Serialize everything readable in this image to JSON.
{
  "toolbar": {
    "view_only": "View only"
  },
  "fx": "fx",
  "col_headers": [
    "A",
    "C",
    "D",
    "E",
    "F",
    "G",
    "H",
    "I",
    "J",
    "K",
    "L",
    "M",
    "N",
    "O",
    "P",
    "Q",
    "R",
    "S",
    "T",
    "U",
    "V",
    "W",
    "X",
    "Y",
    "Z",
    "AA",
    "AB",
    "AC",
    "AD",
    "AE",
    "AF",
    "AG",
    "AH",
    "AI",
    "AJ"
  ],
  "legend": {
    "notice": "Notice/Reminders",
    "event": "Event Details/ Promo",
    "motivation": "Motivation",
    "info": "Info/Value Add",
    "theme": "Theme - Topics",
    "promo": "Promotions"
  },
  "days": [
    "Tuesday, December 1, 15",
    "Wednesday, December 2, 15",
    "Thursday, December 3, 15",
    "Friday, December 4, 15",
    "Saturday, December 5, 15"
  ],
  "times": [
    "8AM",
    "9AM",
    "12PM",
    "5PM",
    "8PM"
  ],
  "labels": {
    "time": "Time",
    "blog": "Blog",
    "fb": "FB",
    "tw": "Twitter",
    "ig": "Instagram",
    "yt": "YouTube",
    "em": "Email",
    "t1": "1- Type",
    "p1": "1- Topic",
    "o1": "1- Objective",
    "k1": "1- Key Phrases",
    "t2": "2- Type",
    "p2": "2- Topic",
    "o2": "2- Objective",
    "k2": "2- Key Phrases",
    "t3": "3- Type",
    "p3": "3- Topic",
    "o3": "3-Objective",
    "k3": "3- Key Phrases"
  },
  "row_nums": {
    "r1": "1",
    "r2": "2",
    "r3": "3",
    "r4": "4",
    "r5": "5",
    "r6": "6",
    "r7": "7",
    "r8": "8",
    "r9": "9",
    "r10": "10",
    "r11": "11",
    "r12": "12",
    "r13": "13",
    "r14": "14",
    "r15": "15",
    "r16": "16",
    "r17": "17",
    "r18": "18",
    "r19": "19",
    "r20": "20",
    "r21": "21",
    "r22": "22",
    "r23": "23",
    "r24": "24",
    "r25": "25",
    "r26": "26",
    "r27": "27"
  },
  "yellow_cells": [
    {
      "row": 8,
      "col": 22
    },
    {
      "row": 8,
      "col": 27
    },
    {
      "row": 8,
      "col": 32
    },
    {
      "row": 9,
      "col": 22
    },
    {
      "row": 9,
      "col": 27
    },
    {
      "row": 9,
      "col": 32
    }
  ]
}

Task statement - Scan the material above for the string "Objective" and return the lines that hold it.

Problem solution -
    "o1": "1- Objective",
    "o2": "2- Objective",
    "o3": "3-Objective",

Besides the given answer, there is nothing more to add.